What will LG be emphasising at the show?
Our message at InfoComm will focus on the critical importance of professional-grade display devices that are high-performing, reliable and deliver a delightful experience. Case in point, our transparent OLED that enables systems integrators to engineer impactful experiences in retail, hospitality, healthcare and corporate environments. The combined impact of stunning displays and clever, creative content is transformative in stores, hotels and restaurants, clinics and corporate lobbies.

If you consider the potential of transparent LG OLED to do exactly this, the possibilities are endless. With LG OLED and our transparent LED film, integrators can look at new surfaces within the built environment and can take virtually any piece of glass and make it a display.

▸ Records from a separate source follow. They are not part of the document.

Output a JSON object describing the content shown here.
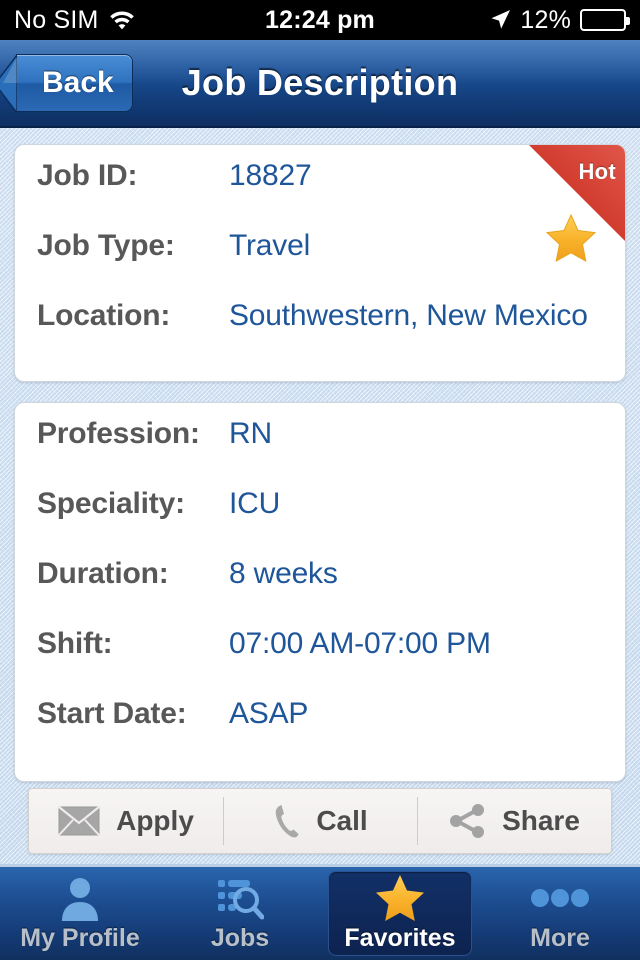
{
  "status_bar": {
    "carrier": "No SIM",
    "wifi_icon": "wifi-icon",
    "time": "12:24 pm",
    "location_icon": "location-arrow-icon",
    "battery_percent": "12%",
    "battery_level": 12,
    "battery_color": "#e8291e"
  },
  "navbar": {
    "back_label": "Back",
    "title": "Job Description"
  },
  "job_summary": {
    "badge": "Hot",
    "badge_color": "#d0392c",
    "favorite_icon": "star-icon",
    "rows": [
      {
        "label": "Job ID:",
        "value": "18827"
      },
      {
        "label": "Job Type:",
        "value": "Travel"
      },
      {
        "label": "Location:",
        "value": "Southwestern, New Mexico"
      }
    ]
  },
  "job_details": {
    "rows": [
      {
        "label": "Profession:",
        "value": "RN"
      },
      {
        "label": "Speciality:",
        "value": "ICU"
      },
      {
        "label": "Duration:",
        "value": "8 weeks"
      },
      {
        "label": "Shift:",
        "value": "07:00 AM-07:00 PM"
      },
      {
        "label": "Start Date:",
        "value": "ASAP"
      }
    ]
  },
  "actions": [
    {
      "label": "Apply",
      "icon": "envelope-icon"
    },
    {
      "label": "Call",
      "icon": "phone-icon"
    },
    {
      "label": "Share",
      "icon": "share-icon"
    }
  ],
  "tabbar": {
    "items": [
      {
        "label": "My Profile",
        "icon": "person-icon",
        "selected": false
      },
      {
        "label": "Jobs",
        "icon": "job-search-icon",
        "selected": false
      },
      {
        "label": "Favorites",
        "icon": "star-icon",
        "selected": true
      },
      {
        "label": "More",
        "icon": "ellipsis-icon",
        "selected": false
      }
    ]
  },
  "colors": {
    "value_blue": "#1f5699",
    "label_gray": "#585858",
    "accent_navy": "#1d5298",
    "star_gold": "#f9b429"
  }
}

How do you think the global AV systems integration community can sustain strong relevance and deliver value in the years ahead?
As an industry and a community, we need a collective appreciation of the value chain and our respective roles as manufacturers, systems integrators and consultants, etc. We need to know and understand the adjacent participants in the value chain and, based on that information, create a broader, stronger understanding of the value – and the chain.

Where do you think the strongest opportunities lie?
I think if you look at the global business and how we’ve all made systems more affordable, easier to deploy and use and more impressive and delightful, there is considerable opportunity for growth. But this growth requires an acknowledgement that this is a B2B market and not one of box-stuffers, prosumers and commodities. Our brands – that of LG and other manufacturers, but also of AVIXA and the systems integration firms – need to have meaning, and that goes back to the value chain.

The opportunity is there for the taking. We just need to be bold and grasp it.